***** Materials provided

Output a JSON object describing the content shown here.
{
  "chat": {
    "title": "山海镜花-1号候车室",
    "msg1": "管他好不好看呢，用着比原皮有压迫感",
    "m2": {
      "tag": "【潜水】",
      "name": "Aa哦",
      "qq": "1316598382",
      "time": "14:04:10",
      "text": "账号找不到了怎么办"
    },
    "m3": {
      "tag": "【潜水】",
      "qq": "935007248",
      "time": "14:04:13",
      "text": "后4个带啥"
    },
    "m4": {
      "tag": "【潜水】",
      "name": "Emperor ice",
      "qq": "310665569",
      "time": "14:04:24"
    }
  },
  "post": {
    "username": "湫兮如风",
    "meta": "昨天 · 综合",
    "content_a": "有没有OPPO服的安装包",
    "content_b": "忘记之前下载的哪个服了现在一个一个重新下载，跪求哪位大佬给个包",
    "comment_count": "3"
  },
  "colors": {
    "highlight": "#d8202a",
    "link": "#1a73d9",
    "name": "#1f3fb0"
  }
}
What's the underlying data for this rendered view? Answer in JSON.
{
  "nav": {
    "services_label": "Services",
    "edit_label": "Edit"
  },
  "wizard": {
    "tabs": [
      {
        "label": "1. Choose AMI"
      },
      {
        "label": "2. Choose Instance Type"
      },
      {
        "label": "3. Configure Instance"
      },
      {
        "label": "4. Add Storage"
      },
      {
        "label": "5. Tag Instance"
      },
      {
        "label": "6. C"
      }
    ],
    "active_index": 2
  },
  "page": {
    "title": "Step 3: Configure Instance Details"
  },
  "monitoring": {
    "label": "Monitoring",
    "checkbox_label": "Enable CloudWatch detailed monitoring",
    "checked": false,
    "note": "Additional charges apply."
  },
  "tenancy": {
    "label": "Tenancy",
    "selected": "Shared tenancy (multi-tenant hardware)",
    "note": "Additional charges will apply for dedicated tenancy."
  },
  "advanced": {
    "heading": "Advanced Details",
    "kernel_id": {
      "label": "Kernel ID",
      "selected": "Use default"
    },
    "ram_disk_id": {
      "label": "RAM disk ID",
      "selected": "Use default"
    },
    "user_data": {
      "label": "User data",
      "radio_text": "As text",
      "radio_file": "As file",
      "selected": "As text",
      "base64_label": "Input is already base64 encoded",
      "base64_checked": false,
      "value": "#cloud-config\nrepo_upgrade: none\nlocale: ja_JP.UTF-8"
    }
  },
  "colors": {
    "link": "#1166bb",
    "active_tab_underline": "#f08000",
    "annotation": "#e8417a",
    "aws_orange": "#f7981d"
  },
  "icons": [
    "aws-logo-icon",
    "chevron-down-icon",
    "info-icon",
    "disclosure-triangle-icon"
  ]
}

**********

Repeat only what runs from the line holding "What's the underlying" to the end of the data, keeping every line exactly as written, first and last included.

What's the underlying data for this rendered view? Answer in JSON.
{
  "nav": {
    "services_label": "Services",
    "edit_label": "Edit"
  },
  "wizard": {
    "tabs": [
      {
        "label": "1. Choose AMI"
      },
      {
        "label": "2. Choose Instance Type"
      },
      {
        "label": "3. Configure Instance"
      },
      {
        "label": "4. Add Storage"
      },
      {
        "label": "5. Tag Instance"
      },
      {
        "label": "6. C"
      }
    ],
    "active_index": 2
  },
  "page": {
    "title": "Step 3: Configure Instance Details"
  },
  "monitoring": {
    "label": "Monitoring",
    "checkbox_label": "Enable CloudWatch detailed monitoring",
    "checked": false,
    "note": "Additional charges apply."
  },
  "tenancy": {
    "label": "Tenancy",
    "selected": "Shared tenancy (multi-tenant hardware)",
    "note": "Additional charges will apply for dedicated tenancy."
  },
  "advanced": {
    "heading": "Advanced Details",
    "kernel_id": {
      "label": "Kernel ID",
      "selected": "Use default"
    },
    "ram_disk_id": {
      "label": "RAM disk ID",
      "selected": "Use default"
    },
    "user_data": {
      "label": "User data",
      "radio_text": "As text",
      "radio_file": "As file",
      "selected": "As text",
      "base64_label": "Input is already base64 encoded",
      "base64_checked": false,
      "value": "#cloud-config\nrepo_upgrade: none\nlocale: ja_JP.UTF-8"
    }
  },
  "colors": {
    "link": "#1166bb",
    "active_tab_underline": "#f08000",
    "annotation": "#e8417a",
    "aws_orange": "#f7981d"
  },
  "icons": [
    "aws-logo-icon",
    "chevron-down-icon",
    "info-icon",
    "disclosure-triangle-icon"
  ]
}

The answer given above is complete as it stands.